- "Recipients 2008". Miss America. Retrieved 2014-08-20.
- "2014 National Contestants". Miss America. Retrieved 2014-08-20.
- "samfordcrimson.com". Archived from the original on February 4, 2009.
- "Background Screening | Background Check | Employment Screening | Employee Background Checks | InfoMart". Infomart-usa.com. Retrieved 2014-08-20.
- "Caroline Clendening (Carol (Laise) Bunker) Laise - People - Department History - Office of the Historian". History.state.gov. Retrieved 2014-08-20.
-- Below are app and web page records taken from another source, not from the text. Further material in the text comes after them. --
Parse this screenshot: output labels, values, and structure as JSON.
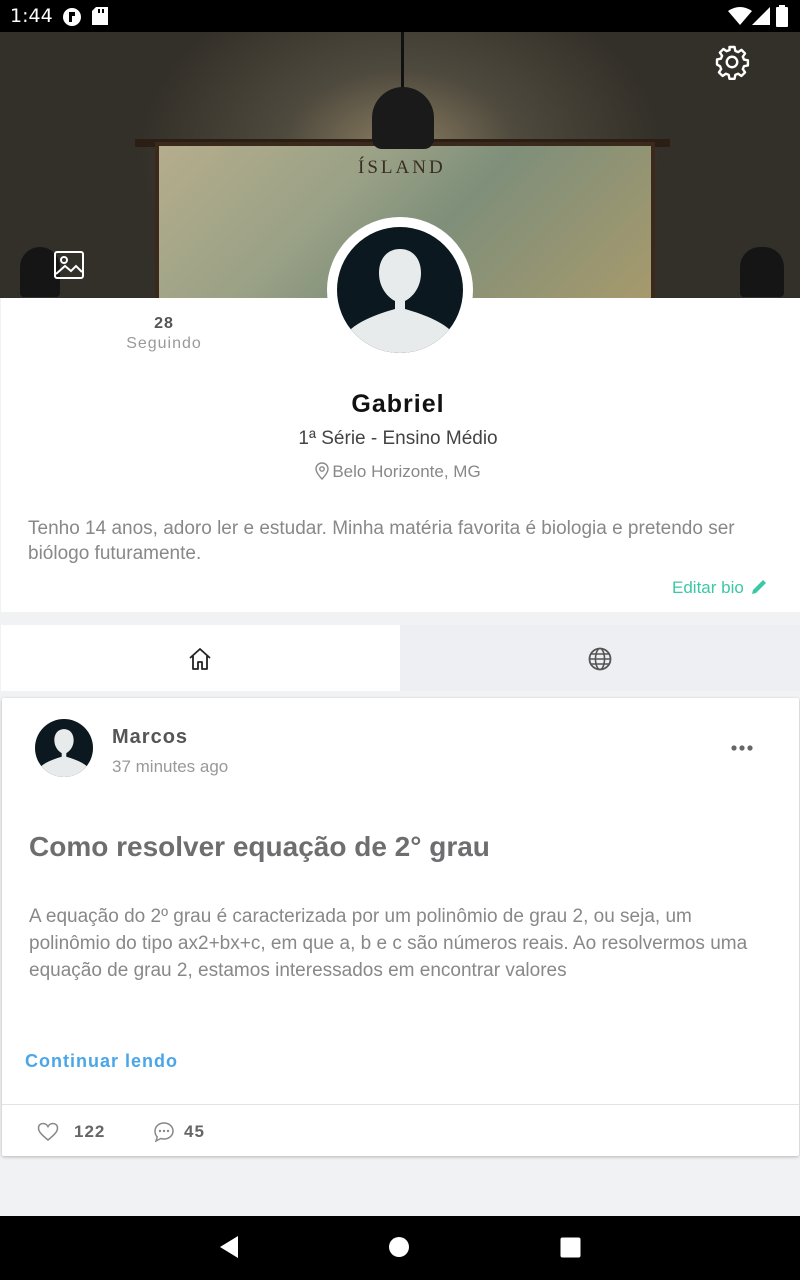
{
  "status_bar": {
    "time": "1:44"
  },
  "cover": {
    "map_title": "ÍSLAND"
  },
  "profile": {
    "following_count": "28",
    "following_label": "Seguindo",
    "name": "Gabriel",
    "grade": "1ª Série - Ensino Médio",
    "location": "Belo Horizonte, MG",
    "bio": "Tenho 14 anos, adoro ler e estudar. Minha matéria favorita é biologia e pretendo ser biólogo futuramente.",
    "edit_bio_label": "Editar bio"
  },
  "tabs": [
    "home-icon",
    "globe-icon"
  ],
  "post": {
    "author": "Marcos",
    "time": "37 minutes ago",
    "title": "Como resolver equação de 2° grau",
    "excerpt": "A equação do 2º grau é caracterizada por um polinômio de grau 2, ou seja, um polinômio do tipo ax2+bx+c, em que a, b e c são números reais. Ao resolvermos uma equação de grau 2, estamos interessados em encontrar valores",
    "read_more": "Continuar lendo",
    "likes": "122",
    "comments": "45"
  },
  "colors": {
    "accent_green": "#3cc7a6",
    "link_blue": "#4aa6e8"
  }
}
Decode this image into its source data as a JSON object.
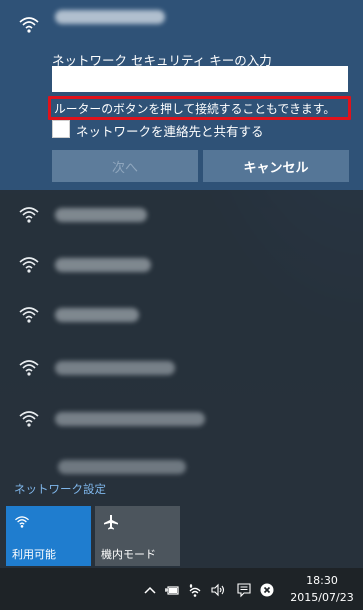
{
  "selected_network": {
    "security_prompt": "ネットワーク セキュリティ キーの入力",
    "key_value": "",
    "wps_hint": "ルーターのボタンを押して接続することもできます。",
    "share_label": "ネットワークを連絡先と共有する",
    "share_checked": false,
    "next_label": "次へ",
    "cancel_label": "キャンセル"
  },
  "network_settings_link": "ネットワーク設定",
  "quick_actions": [
    {
      "label": "利用可能",
      "icon": "wifi-icon",
      "active": true
    },
    {
      "label": "機内モード",
      "icon": "airplane-icon",
      "active": false
    }
  ],
  "taskbar": {
    "time": "18:30",
    "date": "2015/07/23"
  },
  "colors": {
    "accent": "#1f7dcf",
    "highlight_border": "#e0121b",
    "selected_bg": "#2f5277"
  }
}
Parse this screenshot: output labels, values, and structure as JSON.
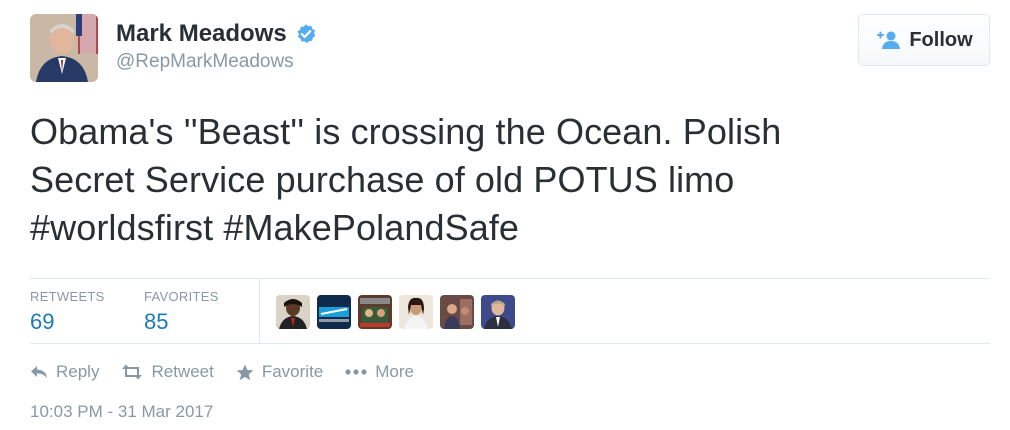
{
  "author": {
    "name": "Mark Meadows",
    "handle": "@RepMarkMeadows",
    "verified_icon": "verified-badge-icon",
    "avatar_icon": "avatar"
  },
  "follow": {
    "label": "Follow",
    "icon": "add-user-icon"
  },
  "tweet": {
    "lines": [
      "Obama's ''Beast'' is crossing the Ocean. Polish",
      "Secret Service purchase of old POTUS limo",
      "#worldsfirst #MakePolandSafe"
    ]
  },
  "stats": {
    "retweets_label": "RETWEETS",
    "retweets_value": "69",
    "favorites_label": "FAVORITES",
    "favorites_value": "85"
  },
  "actions": {
    "reply": "Reply",
    "retweet": "Retweet",
    "favorite": "Favorite",
    "more": "More"
  },
  "timestamp": "10:03 PM - 31 Mar 2017",
  "colors": {
    "text": "#292f33",
    "muted": "#8899a6",
    "link_blue": "#1b7bb8",
    "verified_blue": "#55acee",
    "divider": "#e1e8ed"
  }
}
- Cook, Joan (1991-07-26). "Carol Laise, 73, Ex-Ambassador and High State Dept. Aide, Dies". The New York Times. Retrieved 2010-05-22.
- Beverly B. Martin
- "The Aglaia Summer 2014". Phimuaglaia.com. Retrieved 2014-08-20.
-  Archived October 25, 2011 at the Wayback Machine
- "The Aglaia Summer 2014". Phimuaglaia.com. Retrieved 2014-08-20.
- List of winners of the Boston Marathon#Women's Open